Postprint version. Published in Progress in Aerospace Sciences, Volume 46, Issue 2-3, January 1, 2010, pages 106-115.
The definitive version is available at https://doi.org/10.1016/j.paerosci.2009.12.001/.

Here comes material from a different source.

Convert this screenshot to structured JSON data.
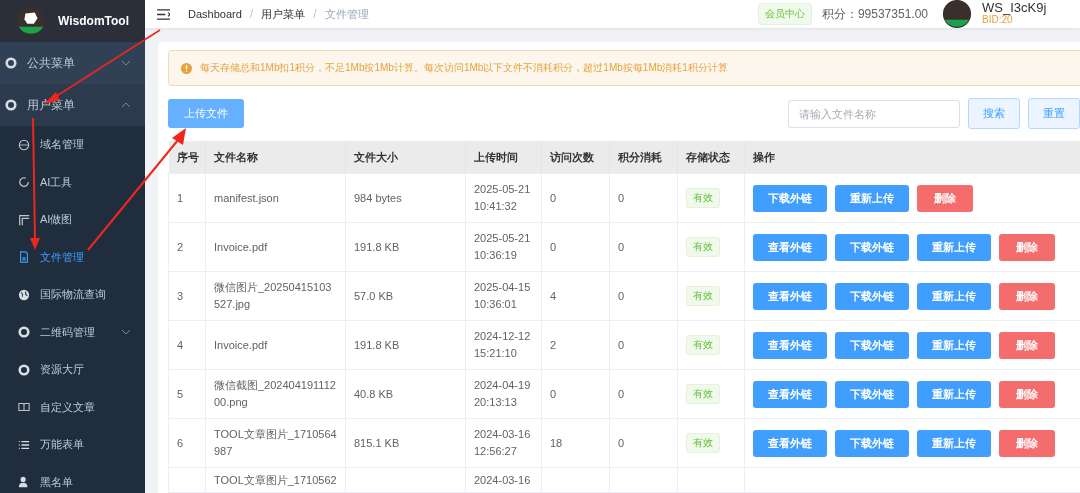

The Department of Mechanical Engineering at the California Polytechnic State University, San Luis Obispo, has developed an innovative program of experimental research and development on hybrid rocket motors (where the fuel and the oxidizer are in different phases prior to combustion). One project currently underway involves the development of aerospike nozzles for such motors. These nozzles, however, are even more susceptible to throat ablation than regular converging diverging nozzles, due the nature of their flow expansion mechanism. This paper presents the result of a recent development project focused on reducing throat ablation in hybrid rocket motor nozzles. Although the method is specifically targeted at increasing the life and operating range of aerospike nozzles, this paper describes its proof of concept implementation on conventional nozzles. The method is based on a regenerative cooling mechanism that differs in practice from that used in liquid propellant motors. A series of experimental tests demonstrate that this new method is not only effective at reducing damage in the most ablative region of the nozzle, but that the nozzle can survive multiple test runs.